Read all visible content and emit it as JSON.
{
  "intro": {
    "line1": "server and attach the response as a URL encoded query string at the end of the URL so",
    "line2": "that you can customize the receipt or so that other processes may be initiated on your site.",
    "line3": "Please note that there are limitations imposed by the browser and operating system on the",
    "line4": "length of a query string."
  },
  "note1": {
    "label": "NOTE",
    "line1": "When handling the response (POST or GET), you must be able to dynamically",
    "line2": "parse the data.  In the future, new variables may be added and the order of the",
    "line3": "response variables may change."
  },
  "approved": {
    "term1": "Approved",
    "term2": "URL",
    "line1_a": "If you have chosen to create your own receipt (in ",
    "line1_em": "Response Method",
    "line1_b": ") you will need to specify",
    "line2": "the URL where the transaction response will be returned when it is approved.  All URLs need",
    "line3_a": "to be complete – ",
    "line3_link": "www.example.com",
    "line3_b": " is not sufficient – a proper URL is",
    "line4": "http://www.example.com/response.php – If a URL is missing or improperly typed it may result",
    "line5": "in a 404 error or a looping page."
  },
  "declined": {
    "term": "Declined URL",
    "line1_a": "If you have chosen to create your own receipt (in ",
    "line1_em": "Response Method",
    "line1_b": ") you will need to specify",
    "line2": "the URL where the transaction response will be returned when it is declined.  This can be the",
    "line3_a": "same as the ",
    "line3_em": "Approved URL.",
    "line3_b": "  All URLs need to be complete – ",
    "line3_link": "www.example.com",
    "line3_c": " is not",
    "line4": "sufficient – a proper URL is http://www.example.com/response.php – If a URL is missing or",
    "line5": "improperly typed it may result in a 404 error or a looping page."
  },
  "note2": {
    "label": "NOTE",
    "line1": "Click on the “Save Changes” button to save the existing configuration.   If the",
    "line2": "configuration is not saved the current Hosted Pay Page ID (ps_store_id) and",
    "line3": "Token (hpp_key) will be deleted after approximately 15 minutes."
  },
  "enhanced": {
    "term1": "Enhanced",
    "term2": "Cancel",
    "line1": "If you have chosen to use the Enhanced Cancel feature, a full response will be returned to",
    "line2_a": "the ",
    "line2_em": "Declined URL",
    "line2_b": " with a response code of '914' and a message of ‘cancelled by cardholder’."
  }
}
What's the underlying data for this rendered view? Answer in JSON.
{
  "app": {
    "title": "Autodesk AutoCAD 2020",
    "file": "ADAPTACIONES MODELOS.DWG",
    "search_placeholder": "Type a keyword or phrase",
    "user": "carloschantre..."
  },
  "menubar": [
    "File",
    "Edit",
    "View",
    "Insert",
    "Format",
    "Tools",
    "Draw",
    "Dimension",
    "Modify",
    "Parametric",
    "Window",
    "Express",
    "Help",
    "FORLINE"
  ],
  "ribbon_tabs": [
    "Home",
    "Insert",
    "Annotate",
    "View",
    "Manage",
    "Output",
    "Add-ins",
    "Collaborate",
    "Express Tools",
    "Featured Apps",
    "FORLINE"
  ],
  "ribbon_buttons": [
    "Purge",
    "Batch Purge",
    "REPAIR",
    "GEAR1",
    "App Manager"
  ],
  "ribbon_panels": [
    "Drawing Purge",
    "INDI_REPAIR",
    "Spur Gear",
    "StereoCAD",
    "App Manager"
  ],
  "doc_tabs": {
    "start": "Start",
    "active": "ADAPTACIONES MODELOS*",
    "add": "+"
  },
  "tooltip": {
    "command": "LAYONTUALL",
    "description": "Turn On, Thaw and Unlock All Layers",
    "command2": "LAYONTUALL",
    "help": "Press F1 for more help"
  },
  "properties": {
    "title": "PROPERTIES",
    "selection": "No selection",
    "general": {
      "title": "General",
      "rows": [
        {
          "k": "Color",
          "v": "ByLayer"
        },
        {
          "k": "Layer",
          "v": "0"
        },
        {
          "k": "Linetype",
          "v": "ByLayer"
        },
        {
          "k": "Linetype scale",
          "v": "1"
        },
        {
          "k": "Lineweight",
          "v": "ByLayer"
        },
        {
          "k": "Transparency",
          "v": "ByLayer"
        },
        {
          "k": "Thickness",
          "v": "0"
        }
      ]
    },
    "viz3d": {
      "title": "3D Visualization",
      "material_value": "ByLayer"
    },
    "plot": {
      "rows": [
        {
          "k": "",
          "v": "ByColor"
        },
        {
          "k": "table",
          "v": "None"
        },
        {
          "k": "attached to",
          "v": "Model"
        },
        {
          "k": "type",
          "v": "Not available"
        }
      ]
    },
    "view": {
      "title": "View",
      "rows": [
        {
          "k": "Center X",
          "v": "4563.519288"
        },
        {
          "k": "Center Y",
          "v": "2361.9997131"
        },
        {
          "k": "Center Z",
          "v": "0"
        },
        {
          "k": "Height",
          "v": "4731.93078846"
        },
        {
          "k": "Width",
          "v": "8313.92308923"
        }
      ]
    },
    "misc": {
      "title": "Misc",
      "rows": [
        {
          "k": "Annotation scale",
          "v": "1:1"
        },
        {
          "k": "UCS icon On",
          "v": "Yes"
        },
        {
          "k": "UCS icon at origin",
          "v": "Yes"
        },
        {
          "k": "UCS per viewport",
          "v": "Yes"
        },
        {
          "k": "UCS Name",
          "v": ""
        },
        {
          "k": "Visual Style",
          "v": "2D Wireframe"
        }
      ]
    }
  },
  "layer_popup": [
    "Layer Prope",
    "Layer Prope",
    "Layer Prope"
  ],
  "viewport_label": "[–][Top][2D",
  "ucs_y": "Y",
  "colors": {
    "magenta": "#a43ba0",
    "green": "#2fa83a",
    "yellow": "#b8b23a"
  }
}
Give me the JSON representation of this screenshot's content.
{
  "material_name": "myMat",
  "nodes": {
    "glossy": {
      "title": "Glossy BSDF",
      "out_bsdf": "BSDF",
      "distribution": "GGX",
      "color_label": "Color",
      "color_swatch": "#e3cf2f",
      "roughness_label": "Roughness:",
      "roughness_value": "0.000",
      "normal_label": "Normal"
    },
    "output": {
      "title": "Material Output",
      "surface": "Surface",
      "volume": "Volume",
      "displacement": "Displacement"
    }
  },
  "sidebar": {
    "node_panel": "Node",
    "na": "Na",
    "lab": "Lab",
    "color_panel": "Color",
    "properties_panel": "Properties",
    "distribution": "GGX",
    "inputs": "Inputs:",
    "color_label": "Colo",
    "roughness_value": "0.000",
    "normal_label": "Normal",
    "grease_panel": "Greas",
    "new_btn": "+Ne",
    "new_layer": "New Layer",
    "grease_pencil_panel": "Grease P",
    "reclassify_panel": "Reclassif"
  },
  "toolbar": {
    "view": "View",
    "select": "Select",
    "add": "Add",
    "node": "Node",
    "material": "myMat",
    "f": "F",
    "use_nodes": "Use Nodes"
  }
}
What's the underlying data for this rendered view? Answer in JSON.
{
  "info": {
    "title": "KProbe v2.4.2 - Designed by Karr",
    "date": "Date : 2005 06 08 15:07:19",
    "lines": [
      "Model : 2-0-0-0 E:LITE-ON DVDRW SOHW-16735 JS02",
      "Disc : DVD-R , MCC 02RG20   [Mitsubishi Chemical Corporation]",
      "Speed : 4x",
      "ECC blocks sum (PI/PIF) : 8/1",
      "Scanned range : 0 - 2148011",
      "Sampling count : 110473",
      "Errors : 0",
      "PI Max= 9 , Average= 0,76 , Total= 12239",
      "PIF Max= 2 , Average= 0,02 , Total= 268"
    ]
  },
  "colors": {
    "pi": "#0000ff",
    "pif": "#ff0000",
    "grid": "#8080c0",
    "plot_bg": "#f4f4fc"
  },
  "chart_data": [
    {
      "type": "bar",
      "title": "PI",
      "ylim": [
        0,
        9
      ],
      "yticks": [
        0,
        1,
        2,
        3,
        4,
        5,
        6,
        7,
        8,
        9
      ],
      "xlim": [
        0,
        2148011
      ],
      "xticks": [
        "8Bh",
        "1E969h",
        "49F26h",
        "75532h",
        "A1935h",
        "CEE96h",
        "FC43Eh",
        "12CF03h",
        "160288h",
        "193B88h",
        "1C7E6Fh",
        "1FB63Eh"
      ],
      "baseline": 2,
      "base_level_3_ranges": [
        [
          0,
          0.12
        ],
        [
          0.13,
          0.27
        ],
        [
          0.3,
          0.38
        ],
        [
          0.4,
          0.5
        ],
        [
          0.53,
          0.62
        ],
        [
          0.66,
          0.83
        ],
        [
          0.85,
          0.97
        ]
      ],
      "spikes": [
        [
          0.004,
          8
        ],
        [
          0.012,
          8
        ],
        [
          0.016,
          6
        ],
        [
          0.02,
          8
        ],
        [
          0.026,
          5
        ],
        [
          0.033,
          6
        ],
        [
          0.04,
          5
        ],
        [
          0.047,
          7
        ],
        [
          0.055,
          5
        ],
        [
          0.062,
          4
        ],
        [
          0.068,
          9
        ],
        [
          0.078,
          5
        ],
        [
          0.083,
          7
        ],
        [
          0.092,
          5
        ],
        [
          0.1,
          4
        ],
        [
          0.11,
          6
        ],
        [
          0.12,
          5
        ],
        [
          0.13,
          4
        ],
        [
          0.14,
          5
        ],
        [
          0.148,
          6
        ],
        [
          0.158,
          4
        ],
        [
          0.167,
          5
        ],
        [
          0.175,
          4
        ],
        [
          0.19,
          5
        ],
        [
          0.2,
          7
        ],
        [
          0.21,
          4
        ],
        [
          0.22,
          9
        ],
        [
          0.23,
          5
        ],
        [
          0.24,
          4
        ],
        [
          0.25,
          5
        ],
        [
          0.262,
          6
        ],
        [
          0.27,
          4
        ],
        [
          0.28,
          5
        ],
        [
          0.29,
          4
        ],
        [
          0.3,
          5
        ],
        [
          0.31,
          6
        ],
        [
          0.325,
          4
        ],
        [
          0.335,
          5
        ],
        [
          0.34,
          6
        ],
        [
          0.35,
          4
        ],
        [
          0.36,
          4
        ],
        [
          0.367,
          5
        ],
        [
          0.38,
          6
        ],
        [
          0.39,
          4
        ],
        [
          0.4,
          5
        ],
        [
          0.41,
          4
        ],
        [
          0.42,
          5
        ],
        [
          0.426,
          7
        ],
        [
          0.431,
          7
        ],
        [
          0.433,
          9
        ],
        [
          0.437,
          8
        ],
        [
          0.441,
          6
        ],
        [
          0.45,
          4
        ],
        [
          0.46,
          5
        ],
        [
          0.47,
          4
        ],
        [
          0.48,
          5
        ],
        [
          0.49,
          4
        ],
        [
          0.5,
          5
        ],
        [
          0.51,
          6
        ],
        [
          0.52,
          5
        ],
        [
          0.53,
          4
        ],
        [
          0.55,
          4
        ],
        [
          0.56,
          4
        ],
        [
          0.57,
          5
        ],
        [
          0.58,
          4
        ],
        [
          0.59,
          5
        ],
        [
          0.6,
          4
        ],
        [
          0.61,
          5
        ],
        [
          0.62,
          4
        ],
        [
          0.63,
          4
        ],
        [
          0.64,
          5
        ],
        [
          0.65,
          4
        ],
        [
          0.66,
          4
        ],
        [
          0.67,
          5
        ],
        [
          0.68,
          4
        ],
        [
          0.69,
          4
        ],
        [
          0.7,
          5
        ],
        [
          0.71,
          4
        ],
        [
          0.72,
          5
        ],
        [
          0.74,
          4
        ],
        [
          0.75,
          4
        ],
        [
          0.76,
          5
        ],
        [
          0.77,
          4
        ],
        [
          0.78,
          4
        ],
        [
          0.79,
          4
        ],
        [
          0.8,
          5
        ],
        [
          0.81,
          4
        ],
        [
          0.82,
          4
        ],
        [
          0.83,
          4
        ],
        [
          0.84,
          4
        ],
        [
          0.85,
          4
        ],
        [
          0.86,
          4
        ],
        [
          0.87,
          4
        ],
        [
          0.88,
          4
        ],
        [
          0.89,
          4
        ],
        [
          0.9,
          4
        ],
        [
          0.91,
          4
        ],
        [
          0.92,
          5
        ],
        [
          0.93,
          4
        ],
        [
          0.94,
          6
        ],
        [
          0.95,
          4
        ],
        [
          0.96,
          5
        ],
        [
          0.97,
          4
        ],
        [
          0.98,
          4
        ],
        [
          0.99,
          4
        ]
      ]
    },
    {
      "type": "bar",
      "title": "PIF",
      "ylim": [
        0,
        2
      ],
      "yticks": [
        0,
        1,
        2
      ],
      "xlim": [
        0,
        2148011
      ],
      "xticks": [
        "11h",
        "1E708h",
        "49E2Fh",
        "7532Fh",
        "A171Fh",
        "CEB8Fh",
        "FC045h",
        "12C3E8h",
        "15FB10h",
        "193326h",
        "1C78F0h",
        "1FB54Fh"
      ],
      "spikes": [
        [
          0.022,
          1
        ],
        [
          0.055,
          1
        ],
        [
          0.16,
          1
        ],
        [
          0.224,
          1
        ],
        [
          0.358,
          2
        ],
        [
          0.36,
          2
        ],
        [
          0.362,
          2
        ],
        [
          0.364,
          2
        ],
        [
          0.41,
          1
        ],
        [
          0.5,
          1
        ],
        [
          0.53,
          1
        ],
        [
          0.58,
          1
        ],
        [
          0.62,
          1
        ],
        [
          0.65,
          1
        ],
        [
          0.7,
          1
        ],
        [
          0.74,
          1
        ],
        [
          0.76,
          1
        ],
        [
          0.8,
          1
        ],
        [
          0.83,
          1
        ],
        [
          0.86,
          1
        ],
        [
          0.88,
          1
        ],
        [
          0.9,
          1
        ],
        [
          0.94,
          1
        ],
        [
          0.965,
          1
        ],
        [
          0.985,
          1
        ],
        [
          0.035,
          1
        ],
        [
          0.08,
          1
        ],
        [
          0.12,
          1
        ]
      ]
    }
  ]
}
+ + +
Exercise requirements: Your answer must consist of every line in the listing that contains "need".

Result:
    "line1_b": ") you will need to specify",
    "line2": "the URL where the transaction response will be returned when it is approved.  All URLs need",
    "line1_b": ") you will need to specify",
    "line3_b": "  All URLs need to be complete – ",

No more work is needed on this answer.